Monday's Washington Navy Yard shooting rampage is all too familiar to victims of the 2009 attack on Fort Hood.

Less than four years after 13 people were killed and 32 others wounded on the central Texas post, tragedy strikes a military installation again, and again 13 are dead.

Fort Hood shooting victim Chris Royal was in pre-retirement class when he heard the news Monday.

"I immediately went to November the 5th and just had compassion for that area," Chris said.

Following the Washington Navy Yard shooting, Congressmen John Carter released a statement.

In it he said, "As the Representative of Fort Hood, this type of senseless attack strikes an incredibly deep and personal cord with me, and is a reminder of the need for increased vigilance in a post-9/11 world."

There have been more than 75 mass shootings across the U.S. over the past 30 years, two of them in and around Fort Hood.

Monday's attack stirred up both grief and compassion in police officers who responded to both the 1991 Luby's massacre in Killeen and the 2009 shooting rampage on post.

"It does bring back memories of things that happened to us four years ago, and it's not something that we want to hear happened to anyone else," said Carroll Smith with the Killeen Police Department, "Our thoughts and prayers are with, not only the victims in the shootings, but as well as the victim's families."

Chris worries about the way the Military classifies insider attacks at home, especially after its justice system's lack of terrorism charges was highlighted in the Nidal Hasan case.
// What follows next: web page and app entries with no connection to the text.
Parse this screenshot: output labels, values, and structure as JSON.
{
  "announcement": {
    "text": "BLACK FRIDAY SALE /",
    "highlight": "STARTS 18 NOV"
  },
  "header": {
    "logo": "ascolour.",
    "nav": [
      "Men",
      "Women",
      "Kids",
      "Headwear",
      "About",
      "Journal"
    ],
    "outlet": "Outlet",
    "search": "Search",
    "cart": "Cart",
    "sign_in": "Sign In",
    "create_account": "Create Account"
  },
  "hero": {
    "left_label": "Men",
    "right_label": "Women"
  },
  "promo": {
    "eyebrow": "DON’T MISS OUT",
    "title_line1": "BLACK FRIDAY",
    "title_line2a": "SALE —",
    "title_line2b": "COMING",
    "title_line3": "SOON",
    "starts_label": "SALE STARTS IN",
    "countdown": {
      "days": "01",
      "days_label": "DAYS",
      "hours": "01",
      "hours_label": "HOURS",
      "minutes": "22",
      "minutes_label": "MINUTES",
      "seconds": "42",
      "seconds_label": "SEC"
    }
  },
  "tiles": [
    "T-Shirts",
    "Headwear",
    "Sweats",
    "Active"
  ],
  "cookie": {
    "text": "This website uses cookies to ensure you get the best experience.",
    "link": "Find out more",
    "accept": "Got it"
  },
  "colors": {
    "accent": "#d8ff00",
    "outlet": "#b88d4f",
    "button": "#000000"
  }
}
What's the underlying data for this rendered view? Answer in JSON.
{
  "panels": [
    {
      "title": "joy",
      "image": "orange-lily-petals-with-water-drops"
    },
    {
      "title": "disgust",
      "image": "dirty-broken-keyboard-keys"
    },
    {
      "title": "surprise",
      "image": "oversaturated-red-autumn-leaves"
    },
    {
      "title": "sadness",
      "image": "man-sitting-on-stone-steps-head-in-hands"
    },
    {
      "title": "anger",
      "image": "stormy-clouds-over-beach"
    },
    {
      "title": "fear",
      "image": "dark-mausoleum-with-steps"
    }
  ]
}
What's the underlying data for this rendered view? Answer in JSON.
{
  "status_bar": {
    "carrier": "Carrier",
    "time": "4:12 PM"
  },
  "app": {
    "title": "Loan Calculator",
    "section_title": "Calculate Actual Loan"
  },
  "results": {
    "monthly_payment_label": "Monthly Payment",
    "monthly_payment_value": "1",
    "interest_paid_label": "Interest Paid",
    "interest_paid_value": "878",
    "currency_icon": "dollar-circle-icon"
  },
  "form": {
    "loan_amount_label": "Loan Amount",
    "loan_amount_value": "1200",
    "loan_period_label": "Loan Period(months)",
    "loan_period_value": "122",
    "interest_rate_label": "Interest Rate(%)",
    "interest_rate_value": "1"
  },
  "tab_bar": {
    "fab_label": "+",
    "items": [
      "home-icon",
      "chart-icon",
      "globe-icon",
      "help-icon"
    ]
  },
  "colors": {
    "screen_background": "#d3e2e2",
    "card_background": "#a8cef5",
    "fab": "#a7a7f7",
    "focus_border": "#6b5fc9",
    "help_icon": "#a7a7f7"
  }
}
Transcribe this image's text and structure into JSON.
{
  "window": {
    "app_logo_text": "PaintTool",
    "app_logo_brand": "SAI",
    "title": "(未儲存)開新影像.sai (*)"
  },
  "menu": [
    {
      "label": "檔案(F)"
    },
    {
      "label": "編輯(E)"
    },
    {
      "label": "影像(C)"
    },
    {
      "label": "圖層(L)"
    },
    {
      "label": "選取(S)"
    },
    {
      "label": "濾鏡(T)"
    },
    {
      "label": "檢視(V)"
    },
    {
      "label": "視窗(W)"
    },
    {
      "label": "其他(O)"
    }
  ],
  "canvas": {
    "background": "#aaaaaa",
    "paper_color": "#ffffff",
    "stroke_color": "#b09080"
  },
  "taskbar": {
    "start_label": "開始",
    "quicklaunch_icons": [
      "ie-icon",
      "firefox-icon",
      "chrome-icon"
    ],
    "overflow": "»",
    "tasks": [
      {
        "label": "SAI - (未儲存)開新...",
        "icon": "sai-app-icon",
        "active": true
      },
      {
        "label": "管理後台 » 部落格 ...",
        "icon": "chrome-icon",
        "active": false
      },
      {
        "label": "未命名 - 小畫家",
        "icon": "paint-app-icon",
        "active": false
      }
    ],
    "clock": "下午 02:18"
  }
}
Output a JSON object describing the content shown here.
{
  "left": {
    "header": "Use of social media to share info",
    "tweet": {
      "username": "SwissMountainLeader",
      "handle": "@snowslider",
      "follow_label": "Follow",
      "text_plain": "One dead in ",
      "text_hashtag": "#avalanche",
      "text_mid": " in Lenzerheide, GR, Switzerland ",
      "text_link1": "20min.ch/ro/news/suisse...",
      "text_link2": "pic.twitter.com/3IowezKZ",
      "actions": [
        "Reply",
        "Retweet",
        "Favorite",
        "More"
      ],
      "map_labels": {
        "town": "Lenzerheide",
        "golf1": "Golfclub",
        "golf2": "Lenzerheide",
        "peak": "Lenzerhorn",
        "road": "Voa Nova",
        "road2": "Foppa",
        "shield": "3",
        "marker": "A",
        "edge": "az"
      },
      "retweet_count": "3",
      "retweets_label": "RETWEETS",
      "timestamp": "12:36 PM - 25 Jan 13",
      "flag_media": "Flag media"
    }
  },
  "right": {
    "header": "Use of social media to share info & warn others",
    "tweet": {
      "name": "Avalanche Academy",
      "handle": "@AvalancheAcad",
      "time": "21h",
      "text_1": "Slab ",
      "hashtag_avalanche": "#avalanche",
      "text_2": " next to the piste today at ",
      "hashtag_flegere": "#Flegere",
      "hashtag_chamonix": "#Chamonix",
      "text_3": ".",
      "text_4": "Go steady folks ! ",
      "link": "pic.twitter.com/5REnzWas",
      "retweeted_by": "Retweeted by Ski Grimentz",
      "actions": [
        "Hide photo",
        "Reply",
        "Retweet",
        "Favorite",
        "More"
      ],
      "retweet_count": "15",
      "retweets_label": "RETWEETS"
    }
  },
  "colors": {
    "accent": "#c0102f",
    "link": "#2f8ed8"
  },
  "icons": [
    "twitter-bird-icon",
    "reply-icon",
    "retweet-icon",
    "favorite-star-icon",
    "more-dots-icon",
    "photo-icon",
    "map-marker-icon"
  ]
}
"I think that a vast majority of people see that, and so I think we're going to continue to have situations that pop up here and there," Chris said.

Reporter: Sophia Stamas

Photographer: Chris Buford